Redirect Your Child
Many of the youth today suffer from a tanning addiction, Dr. Balk says. Tanning alleviates stress and allows them to feel more self-confident. But parents should resist the temptation to pamper their kids’ addiction and instead suggest healthier options.
“Try to help them find other ways to feel better, such as with yoga or relaxation techniques,” Dr. Balk indicates. Trying a new sport like running or swimming can be great, too, because exercise can elevate a person’s endorphin levels. “I’m a big fan of community service for teens. Giving back is such a good way to feel good about yourself, and teens need plenty of that,” she says.
Don’t Forget The Sun
Aside from tanning beds, the sun’s ultraviolet rays can be pretty harmful, too. Decrease your child’s risk for delayed onset skin problems because of the choices he/she makes today by having your child wear protective clothing and sunglasses when out in the sun and applying (and reapplying) sunscreen throughout the afternoon. In addition, you should try timing activities before or after high levels of heat exposure during the day.
By installing these behaviors in our kids when they’re young, they’ll be more likely to carry these beliefs throughout their adult lives– and hopefully pass the knowledge onto their kids, too.
Always consult your chiropractor or primary care physician for all your health related advice.

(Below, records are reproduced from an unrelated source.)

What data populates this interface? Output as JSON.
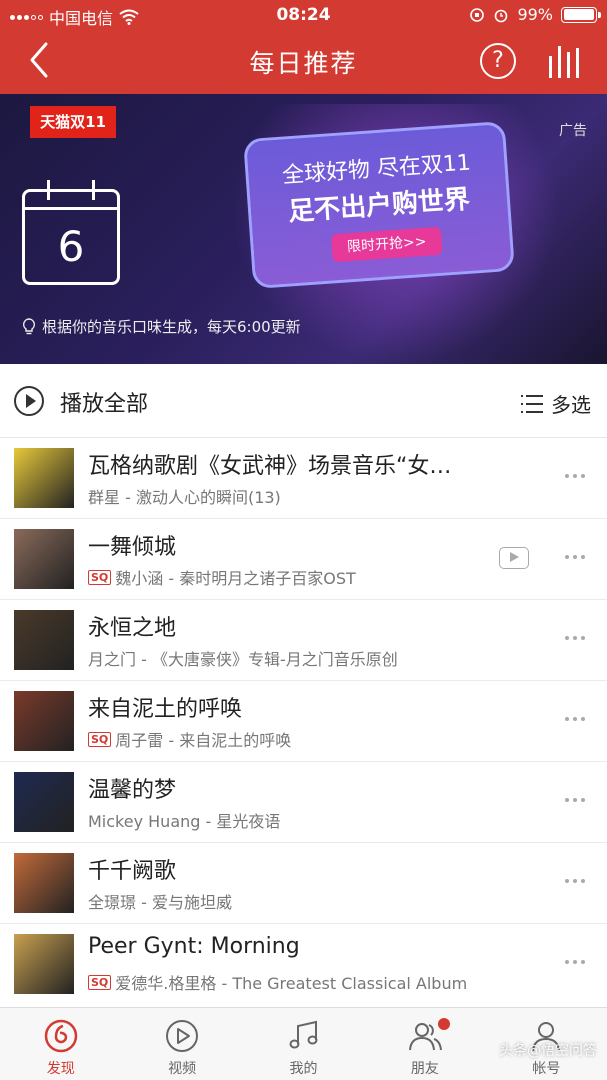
{
  "status": {
    "carrier": "中国电信",
    "time": "08:24",
    "battery": "99%",
    "battery_level": 0.99
  },
  "header": {
    "title": "每日推荐",
    "help_icon": "help-icon",
    "back_icon": "back-icon",
    "bars_icon": "equalizer-icon"
  },
  "banner": {
    "logo_text": "天猫双11",
    "ad_label": "广告",
    "day": "6",
    "headline1": "全球好物 尽在双11",
    "headline2": "足不出户购世界",
    "cta": "限时开抢>>",
    "note": "根据你的音乐口味生成，每天6:00更新"
  },
  "playall": {
    "label": "播放全部",
    "multi_select": "多选"
  },
  "songs": [
    {
      "title": "瓦格纳歌剧《女武神》场景音乐“女…",
      "sq": "",
      "subtitle": "群星 - 激动人心的瞬间(13)",
      "mv": false,
      "cover_color": "#e8c93a"
    },
    {
      "title": "一舞倾城",
      "sq": "SQ",
      "subtitle": "魏小涵 - 秦时明月之诸子百家OST",
      "mv": true,
      "cover_color": "#8a6a5a"
    },
    {
      "title": "永恒之地",
      "sq": "",
      "subtitle": "月之门 - 《大唐豪侠》专辑-月之门音乐原创",
      "mv": false,
      "cover_color": "#4a3a2a"
    },
    {
      "title": "来自泥土的呼唤",
      "sq": "SQ",
      "subtitle": "周子雷 - 来自泥土的呼唤",
      "mv": false,
      "cover_color": "#7a3a2a"
    },
    {
      "title": "温馨的梦",
      "sq": "",
      "subtitle": "Mickey Huang - 星光夜语",
      "mv": false,
      "cover_color": "#1e2a50"
    },
    {
      "title": "千千阙歌",
      "sq": "",
      "subtitle": "全璟璟 - 爱与施坦威",
      "mv": false,
      "cover_color": "#c26a3a"
    },
    {
      "title": "Peer Gynt: Morning",
      "sq": "SQ",
      "subtitle": "爱德华.格里格 - The Greatest Classical Album",
      "mv": false,
      "cover_color": "#c8a050"
    }
  ],
  "tabs": [
    {
      "label": "发现",
      "icon": "discover-icon",
      "active": true
    },
    {
      "label": "视频",
      "icon": "video-icon",
      "active": false
    },
    {
      "label": "我的",
      "icon": "music-icon",
      "active": false
    },
    {
      "label": "朋友",
      "icon": "friends-icon",
      "active": false,
      "badge": true
    },
    {
      "label": "帐号",
      "icon": "account-icon",
      "active": false
    }
  ],
  "watermark": "头条@悟空问答",
  "colors": {
    "brand": "#d33a31",
    "text": "#222222",
    "muted": "#777777"
  }
}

This article is made available for general, entertainment and educational purposes only. The opinions expressed herein do not necessarily reflect those of The Joint Corp (or its franchisees and affiliates). You should always seek the advice of a licensed healthcare professional.